Scottish songwriter Henry (formerly of acclaimed band De Rosa) has teamed up with Mogwai producer Andy Miller to offer us those stories, together with a soundscape that’s as magnificent as the terrain in which they take place.
Using a mix of acoustic, electric and electronic instrumentation to craft his songs, Henry paints miniatures of a lived and imagined Scotland, performed not just through his sung accent, but deliberately evoked through the sounds he employs. Not parochial or tokenistic – you have to put some imaginative work in if you want to hear bagpipes, whisky, heather, shortbread or shipyards (though, to be fair, welding is mentioned) – but it is instead authentic: the sound of someone from a specific place in the world, expressing the unique characteristics and culture of that place as it is; through its daily ordinariness, as well as through its past, its geography and its myth.
Maps and ancient landmarks figure large within the album. The Other Half of Everything is, in a sense, a musical map. A map is something small; you can hold it in your hands. But what it signifies is something much larger than you can ordinarily see from where you stand.

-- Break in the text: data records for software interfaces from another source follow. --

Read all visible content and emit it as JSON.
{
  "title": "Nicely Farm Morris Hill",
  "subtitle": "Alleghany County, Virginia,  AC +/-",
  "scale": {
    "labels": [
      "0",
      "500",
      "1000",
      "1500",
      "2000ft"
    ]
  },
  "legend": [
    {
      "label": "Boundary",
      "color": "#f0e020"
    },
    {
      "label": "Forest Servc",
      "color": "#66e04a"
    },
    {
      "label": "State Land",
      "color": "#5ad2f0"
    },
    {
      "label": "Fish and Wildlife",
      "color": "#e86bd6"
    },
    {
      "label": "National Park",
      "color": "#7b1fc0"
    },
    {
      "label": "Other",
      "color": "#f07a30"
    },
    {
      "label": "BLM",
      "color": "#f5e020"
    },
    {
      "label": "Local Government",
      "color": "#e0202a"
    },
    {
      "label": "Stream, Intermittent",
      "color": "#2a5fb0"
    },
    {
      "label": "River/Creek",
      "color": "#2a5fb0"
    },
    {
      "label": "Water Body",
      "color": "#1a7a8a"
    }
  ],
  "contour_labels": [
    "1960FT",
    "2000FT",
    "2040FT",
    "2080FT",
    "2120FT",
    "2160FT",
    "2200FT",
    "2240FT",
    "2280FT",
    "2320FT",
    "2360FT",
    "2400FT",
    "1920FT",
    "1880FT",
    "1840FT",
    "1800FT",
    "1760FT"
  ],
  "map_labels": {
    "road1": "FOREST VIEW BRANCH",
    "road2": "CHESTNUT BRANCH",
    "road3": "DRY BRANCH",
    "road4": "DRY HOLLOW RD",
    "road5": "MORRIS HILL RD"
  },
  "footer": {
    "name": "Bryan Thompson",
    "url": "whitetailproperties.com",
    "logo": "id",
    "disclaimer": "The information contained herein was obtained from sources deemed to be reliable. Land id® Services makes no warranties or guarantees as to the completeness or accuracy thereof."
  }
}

The broch – an Iron Age dry stone wall circular building found only in Scotland – also recurs. For Henry, it roots him to his deep history – his contemporary experience with ancient tradition. “Breathing Space” takes you straight to that cultural memory.
You are allowed to be a tourist for no more than the first two lines:
In a land far away
There is hope on a beach
In a broch
In my thoughts
I will feed every day with itself
And similarly, “Span” evokes the place and its history, and connects us with the lives lived and battles fought in those hills:
Our hearts are cut in stone
Our lives are lived alone
My heart is cast in bronze
My skull is cracked
But to focus simply on the poetic content of Henry’s songs of national character would be to risk overlooking their universality, simple beauty, thoughtful arrangements and honest delivery. This is a very special album on all those fronts.
If I had to guess at the “half of everything” to which this album presents the “other,” it would be our focus on the here and now. Our own little worlds. What we mean when we talk about the “everything” of our lives is not really everything. It’s only part of the story.
Martin John Henry shows us the other half of everything – the context into which it all fits: the history, the landscape, the sheer scale. It’s all on the cover and it’s right throughout this remarkable album. Our stories are humble and personal, and yet they are permanently carved out in the land where we live.
Listen to the full album and explore more from Martin John Henry.